This calumny has now been thoroughly exposed and he cannot any longer be denied his rightful place in Anglo-Saxon, and English Masonic history.
Records of the Abbey of St Bertin in Flandres, a few miles from Ushant, make note of King Athelstan’s expressions of gratitude for their burial of Edwin, who had drowned in a storm escaping from England during a period of turmoil (AD933).
In the contemporary Cartulaire de l’abbaye de S. Bertin it records the favour Athelstan heaped on the monastery "because the king’s brother, King [sic] Edwin, had been buried in the monastery of St. Bertin."
The cartulary version dates the incident to 932 and describes how, "the same King [sic] Edwin, when, because of some perturbation in his kingdom, got into a ship and tried to reach this part by sea, but the ship foundered in the storms and he was lost in the waves.
When his body was brought to the shore Count Adalolf received it with honour because he was a close kinsman and brought it to St. Bertin for burial."
The William of Malmesbury version in his Gesta regum suggests ingenuity and perseverance in an armour-bearer who found and fished out his master’s body and "swam a ship to land".
We can now say that this incident is confirmed by the entry in the Anglo-Saxon chronicles for the year 933: "This year died Bishop Frithestan; and Edwin the atheling was drowned in the sea".
Let us hear no more falsehood on this issue Brethren: Prince Edwin of York, the first Grand Master of The Grand Lodge of All England at York lived his life, died tragically at sea in AD933, and his mortal remains are buried in the Benedictine Monastery of l’Abbeye Saint Bertin in Flandres.

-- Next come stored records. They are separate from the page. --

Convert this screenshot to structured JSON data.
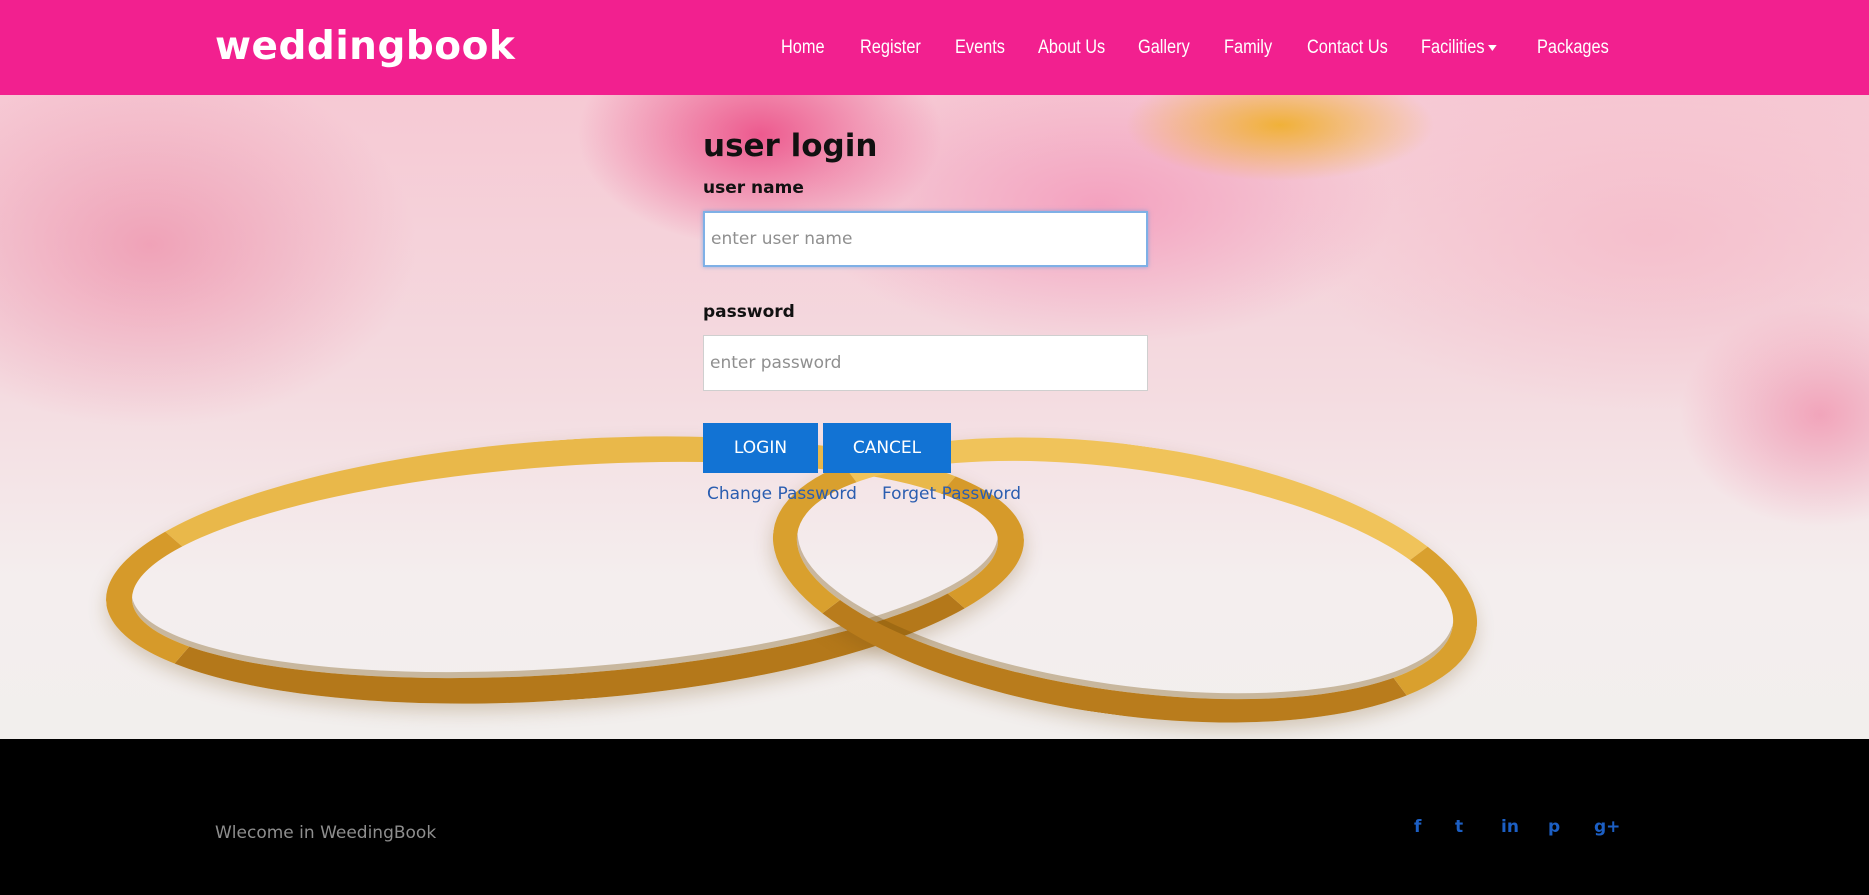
{
  "header": {
    "brand": "weddingbook",
    "nav": [
      {
        "label": "Home"
      },
      {
        "label": "Register"
      },
      {
        "label": "Events"
      },
      {
        "label": "About Us"
      },
      {
        "label": "Gallery"
      },
      {
        "label": "Family"
      },
      {
        "label": "Contact Us"
      },
      {
        "label": "Facilities"
      },
      {
        "label": "Packages"
      }
    ]
  },
  "login": {
    "title": "user login",
    "username_label": "user name",
    "username_placeholder": "enter user name",
    "password_label": "password",
    "password_placeholder": "enter password",
    "login_button": "LOGIN",
    "cancel_button": "CANCEL",
    "change_password": "Change Password",
    "forget_password": "Forget Password"
  },
  "footer": {
    "text": "Wlecome in WeedingBook",
    "social": {
      "facebook": "f",
      "twitter": "t",
      "linkedin": "in",
      "pinterest": "p",
      "googleplus": "g+"
    }
  },
  "colors": {
    "navbar": "#f2208f",
    "button": "#1273d4",
    "link": "#2a5db0",
    "footer": "#000000",
    "social_icon": "#1c5fc4"
  },
  "icons": [
    "chevron-down-icon",
    "facebook-icon",
    "twitter-icon",
    "linkedin-icon",
    "pinterest-icon",
    "googleplus-icon"
  ]
}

A delegation from The Grand Lodge at York will make a pilgrimage to l’Abbeye Saint Bertin as soon as it can be arranged.
Peter J. Clatworthy
Grand Lodge of All England at York